Please set down only the lines from the one containing "What data populates" through the end of the entries below, exactly, minus any pictures.

>>>>

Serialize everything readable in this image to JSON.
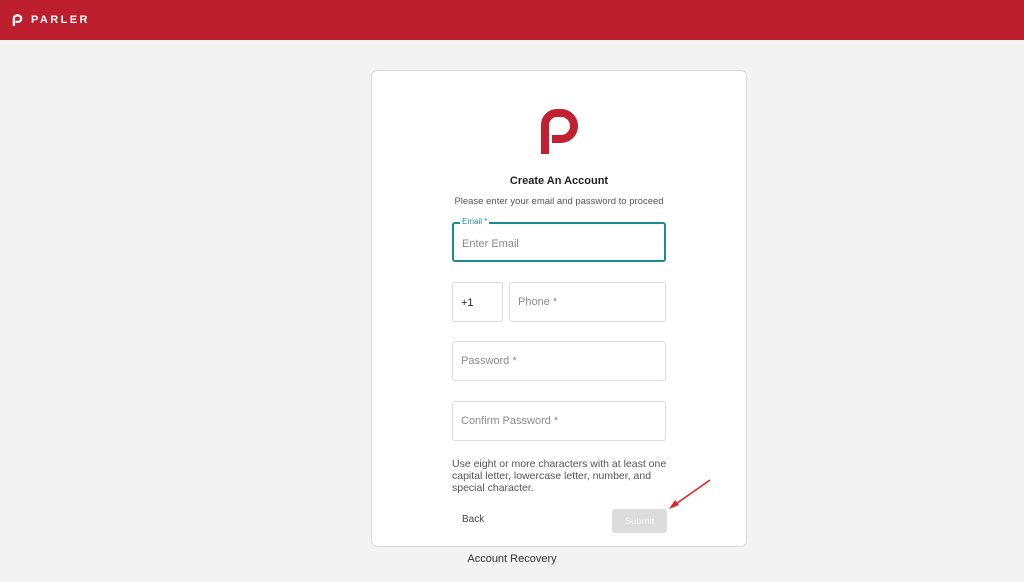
{
  "header": {
    "brand_name": "PARLER",
    "background_color": "#bd1e2d"
  },
  "card": {
    "logo_icon": "parler-p-logo-icon",
    "title": "Create An Account",
    "subtitle": "Please enter your email and password to proceed",
    "fields": {
      "email": {
        "label": "Email *",
        "placeholder": "Enter Email",
        "value": ""
      },
      "country_code": {
        "value": "+1"
      },
      "phone": {
        "placeholder": "Phone *",
        "value": ""
      },
      "password": {
        "placeholder": "Password *",
        "value": ""
      },
      "confirm_password": {
        "placeholder": "Confirm Password *",
        "value": ""
      }
    },
    "hint": "Use eight or more characters with at least one capital letter, lowercase letter, number, and special character.",
    "back_label": "Back",
    "submit_label": "Submit"
  },
  "annotation": {
    "arrow_icon": "red-arrow-icon",
    "arrow_color": "#e02424"
  },
  "footer": {
    "recovery_label": "Account Recovery"
  },
  "colors": {
    "accent": "#1f8a8f",
    "brand": "#bd1e2d"
  }
}
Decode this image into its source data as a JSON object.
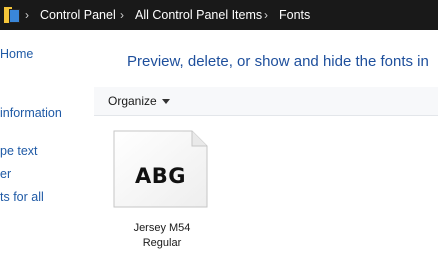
{
  "breadcrumb": {
    "items": [
      "Control Panel",
      "All Control Panel Items",
      "Fonts"
    ],
    "separator": "›"
  },
  "nav": {
    "items": [
      "Home",
      "information",
      "pe text",
      "er",
      "ts for all"
    ]
  },
  "main": {
    "heading": "Preview, delete, or show and hide the fonts in",
    "toolbar": {
      "organize_label": "Organize"
    },
    "fonts": [
      {
        "preview": "ABG",
        "name_line1": "Jersey M54",
        "name_line2": "Regular"
      }
    ]
  },
  "colors": {
    "addressbar_bg": "#191919",
    "link": "#1f5aa6",
    "heading": "#1e4f9c",
    "toolbar_bg": "#f7f8fa"
  }
}
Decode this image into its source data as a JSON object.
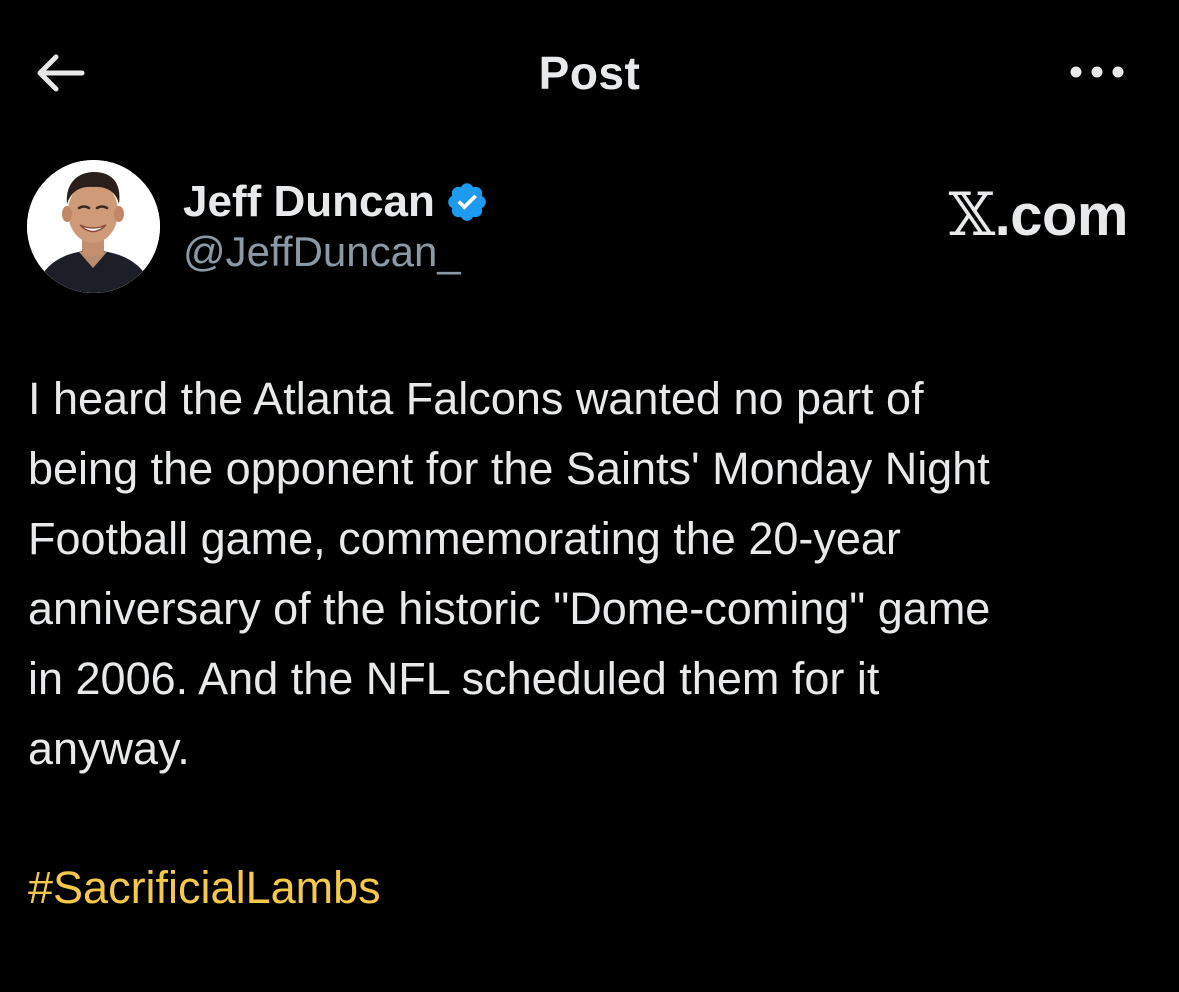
{
  "header": {
    "title": "Post",
    "back_icon": "arrow-left-icon",
    "more_icon": "more-horizontal-icon"
  },
  "author": {
    "display_name": "Jeff Duncan",
    "handle": "@JeffDuncan_",
    "verified_icon": "verified-badge-icon",
    "verified_color": "#1d9bf0"
  },
  "brand": {
    "x_glyph": "𝕏",
    "domain": ".com"
  },
  "post": {
    "text": "I heard the Atlanta Falcons wanted no part of\nbeing the opponent for the Saints' Monday Night\nFootball game, commemorating the 20-year\nanniversary of the historic \"Dome-coming\" game\nin 2006. And the NFL scheduled them for it\nanyway.",
    "hashtag": "#SacrificialLambs",
    "hashtag_color": "#f3c84b"
  },
  "colors": {
    "background": "#000000",
    "primary_text": "#e7e9ea",
    "secondary_text": "#8b98a5"
  }
}
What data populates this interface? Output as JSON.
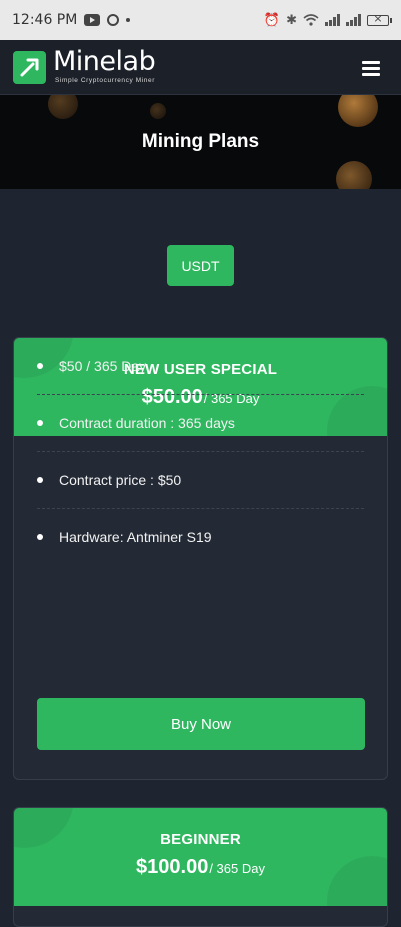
{
  "status_bar": {
    "time": "12:46 PM",
    "indicators": [
      "youtube-icon",
      "whatsapp-icon",
      "dot-icon",
      "alarm-icon",
      "bluetooth-icon",
      "wifi-icon",
      "signal-icon",
      "battery-icon"
    ]
  },
  "nav": {
    "brand_name": "Minelab",
    "brand_tagline": "Simple Cryptocurrency Miner",
    "menu_icon": "hamburger-menu-icon"
  },
  "hero": {
    "title": "Mining Plans"
  },
  "currency": {
    "selected": "USDT"
  },
  "plans": [
    {
      "name": "NEW USER SPECIAL",
      "price": "$50.00",
      "period": "/ 365 Day",
      "features": [
        "$50 / 365 Day",
        "Contract duration : 365 days",
        "Contract price : $50",
        "Hardware: Antminer S19"
      ],
      "button": "Buy Now"
    },
    {
      "name": "BEGINNER",
      "price": "$100.00",
      "period": "/ 365 Day"
    }
  ],
  "colors": {
    "accent": "#2fb760",
    "background": "#1f2530",
    "card": "#232a35",
    "navbar": "#1b2029",
    "hero": "#08090b"
  }
}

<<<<

» **TASK RESPONSE**:
What data populates this interface? Output as JSON.
{
  "status_bar": {
    "time": "12:46 PM",
    "indicators": [
      "youtube-icon",
      "whatsapp-icon",
      "dot-icon",
      "alarm-icon",
      "bluetooth-icon",
      "wifi-icon",
      "signal-icon",
      "battery-icon"
    ]
  },
  "nav": {
    "brand_name": "Minelab",
    "brand_tagline": "Simple Cryptocurrency Miner",
    "menu_icon": "hamburger-menu-icon"
  },
  "hero": {
    "title": "Mining Plans"
  },
  "currency": {
    "selected": "USDT"
  },
  "plans": [
    {
      "name": "NEW USER SPECIAL",
      "price": "$50.00",
      "period": "/ 365 Day",
      "features": [
        "$50 / 365 Day",
        "Contract duration : 365 days",
        "Contract price : $50",
        "Hardware: Antminer S19"
      ],
      "button": "Buy Now"
    },
    {
      "name": "BEGINNER",
      "price": "$100.00",
      "period": "/ 365 Day"
    }
  ],
  "colors": {
    "accent": "#2fb760",
    "background": "#1f2530",
    "card": "#232a35",
    "navbar": "#1b2029",
    "hero": "#08090b"
  }
}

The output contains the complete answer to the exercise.